The House of Lords will start debating the Article 50 bill on Monday with amendments tabled to guarantee the rights of European Union citizens in the United Kingdom, for greater scrutiny on the process and for a "meaningful vote" at the end of Brexit negotiations.

Theresa May quickly attracted the attention of peers and journalists as she sat on the steps of the throne, with a small group of other MPs.

MPs in the House of Commons have already given their go-ahead to the so-called Brexit Bill, which gives May the authority to invoke Article 50 of the Lisbon Treaty to initiate Brexit negotiations.

Speaking to BBC Radio 4's Today programme, she said: "The focus will be in the next couple of weeks in the House of Lords on the process of the Prime Minister and her negotiating team to come back to parliament".

"We want to get Britain to a staus of being an independent country... and getting those trade deals".

The Prime Minister's spokesperson told journalists that Ms May was sitting in place "in recognition of the importance of this Bill as it proceeds through the Lords".

Britain's upper house, the House of Lords, on Monday begins debating legislation to empower May to trigger Brexit.

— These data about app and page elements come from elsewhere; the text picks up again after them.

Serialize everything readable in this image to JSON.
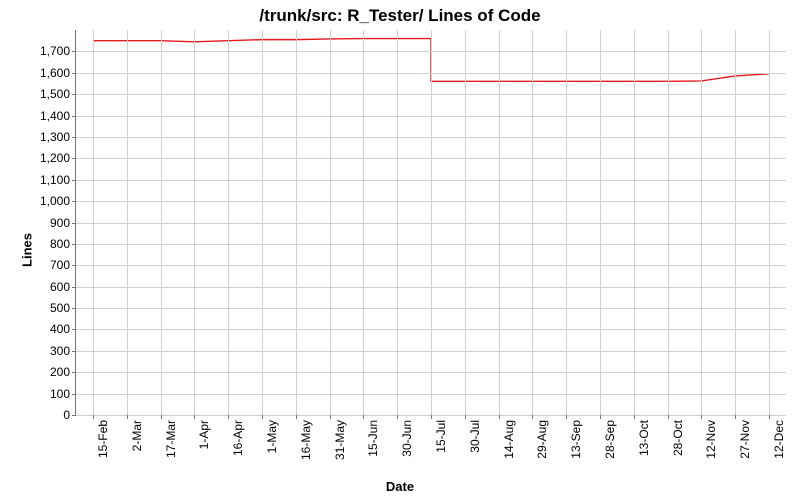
{
  "chart_data": {
    "type": "line",
    "title": "/trunk/src: R_Tester/ Lines of Code",
    "xlabel": "Date",
    "ylabel": "Lines",
    "ylim": [
      0,
      1800
    ],
    "y_ticks": [
      0,
      100,
      200,
      300,
      400,
      500,
      600,
      700,
      800,
      900,
      1000,
      1100,
      1200,
      1300,
      1400,
      1500,
      1600,
      1700
    ],
    "categories": [
      "15-Feb",
      "2-Mar",
      "17-Mar",
      "1-Apr",
      "16-Apr",
      "1-May",
      "16-May",
      "31-May",
      "15-Jun",
      "30-Jun",
      "15-Jul",
      "30-Jul",
      "14-Aug",
      "29-Aug",
      "13-Sep",
      "28-Sep",
      "13-Oct",
      "28-Oct",
      "12-Nov",
      "27-Nov",
      "12-Dec"
    ],
    "series": [
      {
        "name": "Lines of Code",
        "color": "#e41a1c",
        "values": [
          1750,
          1750,
          1750,
          1745,
          1750,
          1755,
          1755,
          1758,
          1760,
          1760,
          1560,
          1560,
          1560,
          1560,
          1560,
          1560,
          1560,
          1560,
          1562,
          1585,
          1595
        ]
      }
    ]
  }
}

The Conservative government presented the short bill after losing a high-profile court battle in which judges ruled that May must have parliament's consent before beginning the UK's departure from the EU.

The House of Lords, the unelected upper chamber in the British Parliament, are seeking to delay and amend the Brexit bill passed in the elected House of Commons.

Five days have been set aside for the so-called Article 50 bill to be debated and scrutinized by the House of Lords.

"If we ask the House of Commons to look again at an issue, it is not a constitutional outrage, but a constitutional responsibility", Smith said.

In the debate, she added: "We will not block, wreck or sabotage the legislation before us".

"Whatever our personal views, disappointments and genuine concerns for the future that is not the role of this House".

"But, I've also said, neither should we provide the Government with a blank cheque". If the Lords change the bill, it will return to the Commons; That can lead to a process known as ping pong in which the bill can go back and forth between the chambers several times before consensus is reached.

He said: "When a deal is reached the country is entitled, either directly or through Parliament, to pass judgement on what's on offer". He highlighted the historic support of David Davis, the Brexit secretary, for what he used to call a "decision referendum".